I’ve tried Ina May’s hands and knees position, what she calls the Gaskin Maneuver, but it doesn’t work nearly as well as this position, in my opinion! It was taught to me by a local Las Vegas Obstetrician many years ago.
In water it is really difficult to get that shoulder to release because the head has to be able to drop down with the help of gravity and the water prevents that from happening like it does in an air birth.
Shoulder dystocia happens in about 1 in every 200 births.

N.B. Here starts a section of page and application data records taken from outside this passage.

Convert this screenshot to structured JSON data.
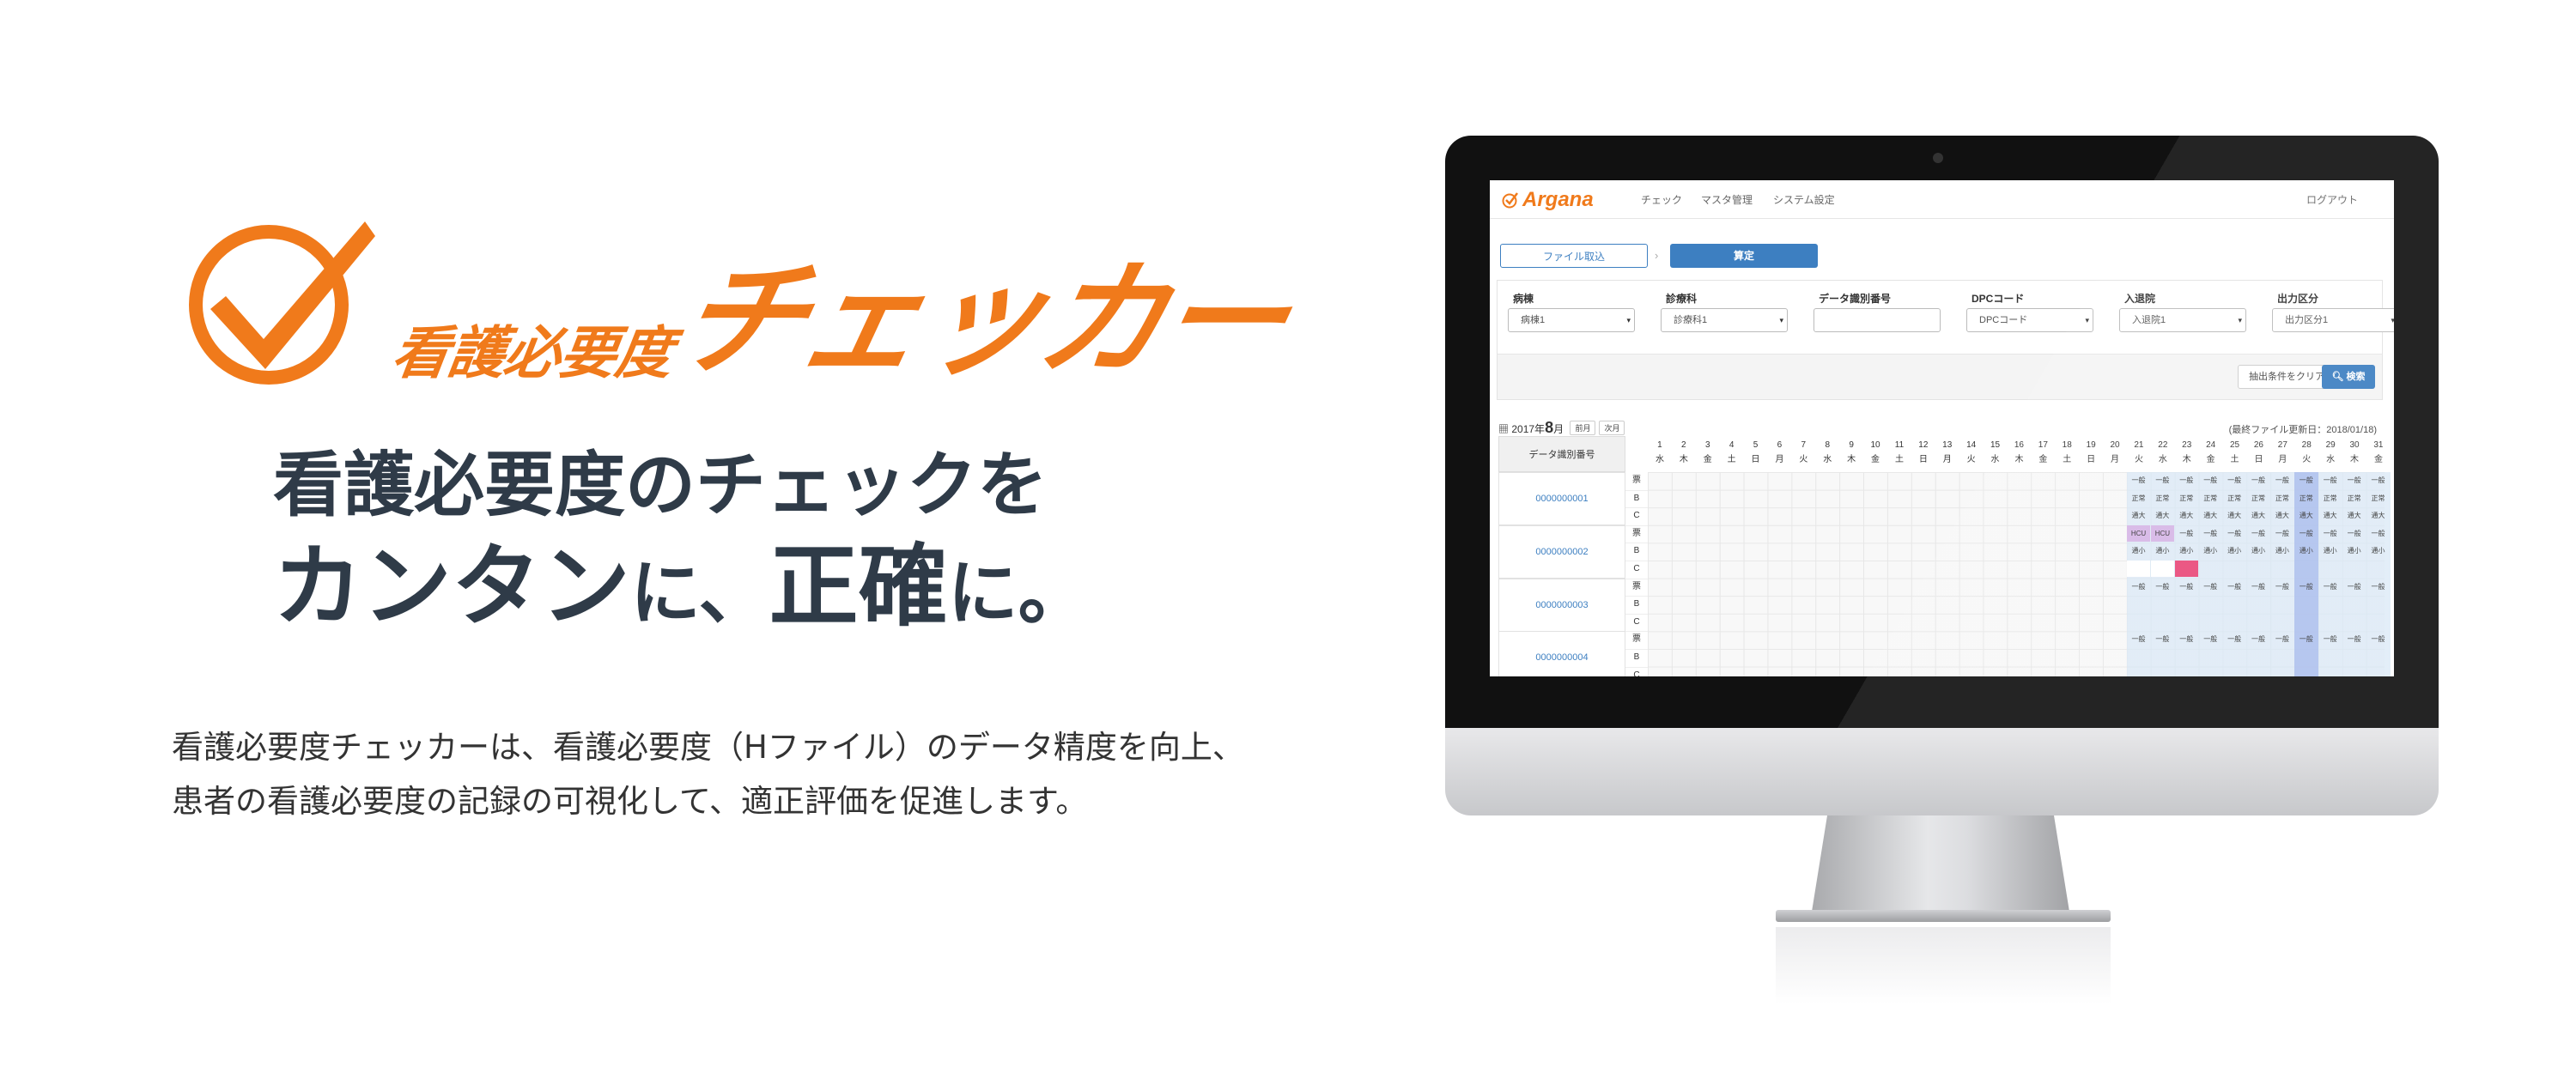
{
  "logo": {
    "sub": "看護必要度",
    "main": "チェッカー",
    "accent_color": "#f07a1b",
    "icon": "checkmark-circle-icon"
  },
  "headline": {
    "line1": "看護必要度のチェックを",
    "line2_a": "カンタン",
    "line2_b": "に、",
    "line2_c": "正確",
    "line2_d": "に。"
  },
  "description": {
    "line1": "看護必要度チェッカーは、看護必要度（Hファイル）のデータ精度を向上、",
    "line2": "患者の看護必要度の記録の可視化して、適正評価を促進します。"
  },
  "app": {
    "brand": "Argana",
    "nav": [
      "チェック",
      "マスタ管理",
      "システム設定"
    ],
    "logout": "ログアウト",
    "steps": [
      "ファイル取込",
      "算定"
    ],
    "step_separator": "›",
    "filters": [
      {
        "label": "病棟",
        "value": "病棟1",
        "type": "select"
      },
      {
        "label": "診療科",
        "value": "診療科1",
        "type": "select"
      },
      {
        "label": "データ識別番号",
        "value": "",
        "type": "text"
      },
      {
        "label": "DPCコード",
        "value": "DPCコード",
        "type": "select"
      },
      {
        "label": "入退院",
        "value": "入退院1",
        "type": "select"
      },
      {
        "label": "出力区分",
        "value": "出力区分1",
        "type": "select"
      }
    ],
    "clear_button": "抽出条件をクリア",
    "search_button": "検索",
    "month": {
      "year_label": "2017年",
      "month": "8",
      "month_suffix": "月",
      "prev": "前月",
      "next": "次月"
    },
    "last_update": "(最終ファイル更新日：2018/01/18)",
    "grid_header": "データ識別番号",
    "days": [
      "1",
      "2",
      "3",
      "4",
      "5",
      "6",
      "7",
      "8",
      "9",
      "10",
      "11",
      "12",
      "13",
      "14",
      "15",
      "16",
      "17",
      "18",
      "19",
      "20",
      "21",
      "22",
      "23",
      "24",
      "25",
      "26",
      "27",
      "28",
      "29",
      "30",
      "31"
    ],
    "weekdays": [
      "水",
      "木",
      "金",
      "土",
      "日",
      "月",
      "火",
      "水",
      "木",
      "金",
      "土",
      "日",
      "月",
      "火",
      "水",
      "木",
      "金",
      "土",
      "日",
      "月",
      "火",
      "水",
      "木",
      "金",
      "土",
      "日",
      "月",
      "火",
      "水",
      "木",
      "金"
    ],
    "row_types": [
      "票",
      "B",
      "C"
    ],
    "records": [
      "0000000001",
      "0000000002",
      "0000000003",
      "0000000004"
    ],
    "cell_values": {
      "ippan": "一般",
      "seijo": "正常",
      "tsuusho": "通大",
      "tsuusho_small": "通小",
      "hcu": "HCU"
    }
  }
}
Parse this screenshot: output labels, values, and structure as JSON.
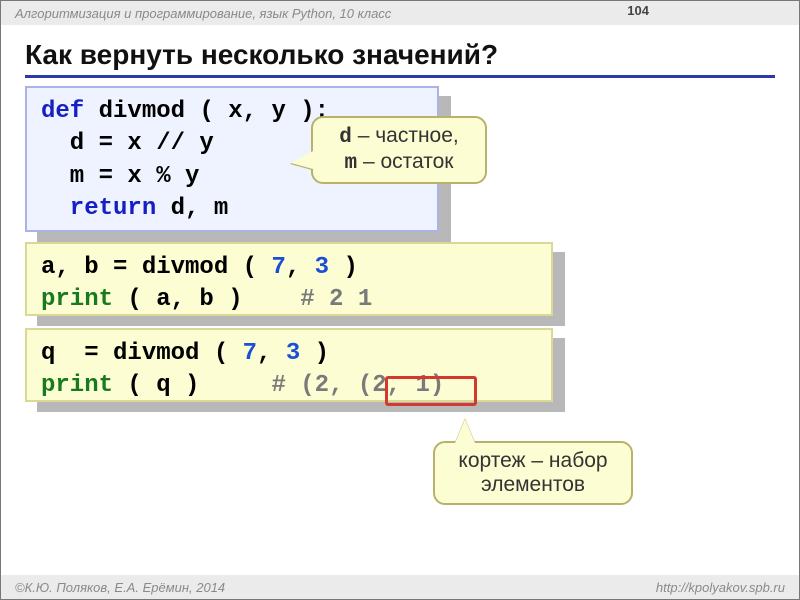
{
  "header": {
    "course": "Алгоритмизация и программирование, язык Python, 10 класс",
    "page_number": "104"
  },
  "title": "Как вернуть несколько значений?",
  "code1": {
    "l1_def": "def",
    "l1_rest": " divmod ( x, y ):",
    "l2": "  d = x // y",
    "l3": "  m = x % y",
    "l4_ret": "  return",
    "l4_rest": " d, m"
  },
  "callout1": {
    "d": "d",
    "d_txt": " – частное,",
    "m": "m",
    "m_txt": " – остаток"
  },
  "code2": {
    "l1_a": "a, b = divmod ( ",
    "n1": "7",
    "comma": ", ",
    "n2": "3",
    "l1_b": " )",
    "l2_p": "print",
    "l2_a": " ( a, b )    ",
    "l2_c": "# 2 1"
  },
  "code3": {
    "l1_a": "q  = divmod ( ",
    "n1": "7",
    "comma": ", ",
    "n2": "3",
    "l1_b": " )",
    "l2_p": "print",
    "l2_a": " ( q )     ",
    "l2_c": "# (2, ",
    "l2_d": "(2, 1)"
  },
  "callout2": {
    "l1": "кортеж – набор",
    "l2": "элементов"
  },
  "footer": {
    "left": "К.Ю. Поляков, Е.А. Ерёмин, 2014",
    "right": "http://kpolyakov.spb.ru",
    "copy": "©"
  }
}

Shoulder dystocia is a medical emergency. When the baby is stuck, they cannot breathe and the umbilical cord may be squeezed. They will need help to be born quickly so they can get enough oxygen. It can also cause a fracture of the baby’s collarbone or upper arm, nerve damage affecting the shoulders, arms, hands or fingers, brain damage or speech disability. Sadly, there is a risk that lack of oxygen during birth can lead to brain damage or even death.
As seen in the following picture, when I encounter a shoulder dystocia, as I said, I get mom in a strict flat on her back position on the floor (has to be a hard surface, not a soft bed and definitely not in water), pull her knees up as far as they will go, and while I am pressing down (carefully) on the baby’s head, my assistant puts fundal (top of the uterus) pressure in a downward direction. I have gotten many “stuck” babies out this way without any harm coming to them.
Doctors are telling mothers not to push when there is a shoulder dystocia, but they tell a nurse to put fundal pressure (on top of the uterus) and another nurse to put supra-pubic pressure by the pubic bone (like in this picture) and PUSH the baby out. Why can’t the mother push then? Such contradictions. I always have the mother push as hard as she can when her baby is stuck. If the baby doesn’t come with her pushes, we help by doing what the nurses are told to do in the hospitals. Mothers helping push are completely necessary!